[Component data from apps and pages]
◇ ◇ ◇ ◇

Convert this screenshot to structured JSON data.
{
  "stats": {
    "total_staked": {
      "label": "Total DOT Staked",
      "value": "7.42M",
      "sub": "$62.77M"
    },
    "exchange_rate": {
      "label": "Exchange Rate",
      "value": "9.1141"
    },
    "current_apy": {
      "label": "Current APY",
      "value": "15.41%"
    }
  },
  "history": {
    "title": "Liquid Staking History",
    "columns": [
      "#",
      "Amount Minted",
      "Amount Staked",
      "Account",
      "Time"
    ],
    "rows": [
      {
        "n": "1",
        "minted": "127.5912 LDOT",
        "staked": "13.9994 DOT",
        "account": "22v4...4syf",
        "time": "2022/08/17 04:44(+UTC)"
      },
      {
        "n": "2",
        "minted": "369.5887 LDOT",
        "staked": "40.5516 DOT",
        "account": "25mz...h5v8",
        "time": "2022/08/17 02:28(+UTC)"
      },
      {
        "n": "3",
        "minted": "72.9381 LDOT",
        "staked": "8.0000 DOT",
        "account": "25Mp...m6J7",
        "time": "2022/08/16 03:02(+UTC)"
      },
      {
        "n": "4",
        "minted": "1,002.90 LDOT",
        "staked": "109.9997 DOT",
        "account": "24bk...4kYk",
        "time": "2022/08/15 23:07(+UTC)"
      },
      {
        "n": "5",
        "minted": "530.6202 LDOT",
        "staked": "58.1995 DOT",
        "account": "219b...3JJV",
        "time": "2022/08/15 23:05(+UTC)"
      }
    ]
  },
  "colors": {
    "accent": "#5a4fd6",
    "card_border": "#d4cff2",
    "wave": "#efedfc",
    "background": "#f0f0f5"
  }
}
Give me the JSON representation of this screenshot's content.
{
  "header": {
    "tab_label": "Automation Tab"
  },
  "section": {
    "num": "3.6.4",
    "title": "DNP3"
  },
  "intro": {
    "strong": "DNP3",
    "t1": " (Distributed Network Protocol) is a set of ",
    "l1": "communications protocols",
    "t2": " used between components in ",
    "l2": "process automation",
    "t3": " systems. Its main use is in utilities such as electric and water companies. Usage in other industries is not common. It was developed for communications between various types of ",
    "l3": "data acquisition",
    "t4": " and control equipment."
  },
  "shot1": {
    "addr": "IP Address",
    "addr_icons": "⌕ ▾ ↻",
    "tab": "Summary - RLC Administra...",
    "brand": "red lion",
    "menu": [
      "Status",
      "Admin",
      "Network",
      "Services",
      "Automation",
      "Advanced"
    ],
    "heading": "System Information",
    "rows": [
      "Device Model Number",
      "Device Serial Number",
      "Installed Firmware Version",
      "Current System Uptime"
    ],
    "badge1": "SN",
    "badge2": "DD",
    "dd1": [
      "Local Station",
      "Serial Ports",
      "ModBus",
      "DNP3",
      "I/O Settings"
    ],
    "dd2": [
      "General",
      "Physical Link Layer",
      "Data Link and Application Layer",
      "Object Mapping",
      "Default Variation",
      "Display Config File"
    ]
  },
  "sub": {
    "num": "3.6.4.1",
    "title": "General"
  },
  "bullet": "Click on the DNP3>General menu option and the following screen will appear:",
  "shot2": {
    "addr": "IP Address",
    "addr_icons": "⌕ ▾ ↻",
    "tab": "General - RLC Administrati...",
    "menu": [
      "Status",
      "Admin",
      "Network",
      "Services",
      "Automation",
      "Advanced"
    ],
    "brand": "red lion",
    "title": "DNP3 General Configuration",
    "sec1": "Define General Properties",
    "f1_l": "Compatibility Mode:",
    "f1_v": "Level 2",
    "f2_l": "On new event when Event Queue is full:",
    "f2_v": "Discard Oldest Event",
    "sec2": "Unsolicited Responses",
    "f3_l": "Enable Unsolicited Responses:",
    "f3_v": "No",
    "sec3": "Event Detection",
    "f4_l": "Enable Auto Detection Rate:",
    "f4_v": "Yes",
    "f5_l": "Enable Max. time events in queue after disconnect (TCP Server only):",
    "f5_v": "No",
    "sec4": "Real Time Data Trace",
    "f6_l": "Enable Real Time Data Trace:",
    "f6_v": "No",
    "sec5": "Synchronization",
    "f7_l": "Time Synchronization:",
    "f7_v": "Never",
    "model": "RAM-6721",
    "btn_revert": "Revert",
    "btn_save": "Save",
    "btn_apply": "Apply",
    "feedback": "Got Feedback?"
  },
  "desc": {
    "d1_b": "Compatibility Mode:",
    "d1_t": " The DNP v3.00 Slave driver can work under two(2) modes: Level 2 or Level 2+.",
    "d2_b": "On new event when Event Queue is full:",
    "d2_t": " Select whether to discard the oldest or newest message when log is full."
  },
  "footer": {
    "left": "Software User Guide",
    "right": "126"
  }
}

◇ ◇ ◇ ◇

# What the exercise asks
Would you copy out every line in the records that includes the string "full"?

# Solution
    "f2_l": "On new event when Event Queue is full:",
    "d2_b": "On new event when Event Queue is full:",
    "d2_t": " Select whether to discard the oldest or newest message when log is full."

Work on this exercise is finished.